Provided data:
-------------------------
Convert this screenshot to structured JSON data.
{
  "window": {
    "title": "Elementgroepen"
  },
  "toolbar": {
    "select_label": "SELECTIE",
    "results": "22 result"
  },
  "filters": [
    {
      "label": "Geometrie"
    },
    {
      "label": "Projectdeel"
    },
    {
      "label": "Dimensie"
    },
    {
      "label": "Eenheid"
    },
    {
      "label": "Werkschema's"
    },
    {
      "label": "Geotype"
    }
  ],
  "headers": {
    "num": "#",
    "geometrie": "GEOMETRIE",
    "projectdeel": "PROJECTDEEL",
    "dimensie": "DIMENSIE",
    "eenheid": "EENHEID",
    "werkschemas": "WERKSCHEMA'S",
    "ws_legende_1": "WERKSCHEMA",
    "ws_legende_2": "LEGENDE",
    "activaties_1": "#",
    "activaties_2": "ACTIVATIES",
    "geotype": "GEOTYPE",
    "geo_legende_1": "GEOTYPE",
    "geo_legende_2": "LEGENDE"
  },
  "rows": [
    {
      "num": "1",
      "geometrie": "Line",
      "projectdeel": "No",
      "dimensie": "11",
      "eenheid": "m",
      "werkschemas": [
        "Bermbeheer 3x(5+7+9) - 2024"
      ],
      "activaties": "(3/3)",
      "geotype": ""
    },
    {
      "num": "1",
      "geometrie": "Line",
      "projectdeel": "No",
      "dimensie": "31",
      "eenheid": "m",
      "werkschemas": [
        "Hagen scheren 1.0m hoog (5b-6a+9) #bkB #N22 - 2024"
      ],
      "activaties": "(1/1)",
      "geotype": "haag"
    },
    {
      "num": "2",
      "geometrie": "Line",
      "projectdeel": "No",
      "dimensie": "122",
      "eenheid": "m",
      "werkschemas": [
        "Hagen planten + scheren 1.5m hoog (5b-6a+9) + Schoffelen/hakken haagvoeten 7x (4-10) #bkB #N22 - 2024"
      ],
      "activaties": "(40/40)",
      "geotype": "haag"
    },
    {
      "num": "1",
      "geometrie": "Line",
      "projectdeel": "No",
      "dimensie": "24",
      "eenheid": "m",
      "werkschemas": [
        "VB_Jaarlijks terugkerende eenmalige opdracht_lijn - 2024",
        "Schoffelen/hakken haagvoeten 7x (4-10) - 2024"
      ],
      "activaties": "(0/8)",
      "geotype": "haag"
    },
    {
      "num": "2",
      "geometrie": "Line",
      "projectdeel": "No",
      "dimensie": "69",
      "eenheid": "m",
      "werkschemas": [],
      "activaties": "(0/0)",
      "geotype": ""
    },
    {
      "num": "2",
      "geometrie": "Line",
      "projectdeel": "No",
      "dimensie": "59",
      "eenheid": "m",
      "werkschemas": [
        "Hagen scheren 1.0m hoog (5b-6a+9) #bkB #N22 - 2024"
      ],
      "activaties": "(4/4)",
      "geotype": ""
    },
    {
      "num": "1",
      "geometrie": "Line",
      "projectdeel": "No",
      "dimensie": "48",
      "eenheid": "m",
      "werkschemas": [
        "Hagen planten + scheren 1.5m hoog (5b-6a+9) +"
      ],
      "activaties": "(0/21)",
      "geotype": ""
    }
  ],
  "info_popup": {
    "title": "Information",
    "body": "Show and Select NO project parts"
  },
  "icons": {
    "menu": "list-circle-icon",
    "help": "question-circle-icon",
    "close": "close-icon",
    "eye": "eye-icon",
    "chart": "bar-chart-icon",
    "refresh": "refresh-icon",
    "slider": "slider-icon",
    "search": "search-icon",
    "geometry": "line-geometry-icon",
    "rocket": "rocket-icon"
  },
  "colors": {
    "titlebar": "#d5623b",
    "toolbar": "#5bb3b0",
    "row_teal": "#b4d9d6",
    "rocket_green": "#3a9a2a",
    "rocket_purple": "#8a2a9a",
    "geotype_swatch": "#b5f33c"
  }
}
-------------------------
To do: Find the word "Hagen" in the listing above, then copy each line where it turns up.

Exercise result:
        "Hagen scheren 1.0m hoog (5b-6a+9) #bkB #N22 - 2024"
        "Hagen planten + scheren 1.5m hoog (5b-6a+9) + Schoffelen/hakken haagvoeten 7x (4-10) #bkB #N22 - 2024"
        "Hagen scheren 1.0m hoog (5b-6a+9) #bkB #N22 - 2024"
        "Hagen planten + scheren 1.5m hoog (5b-6a+9) +"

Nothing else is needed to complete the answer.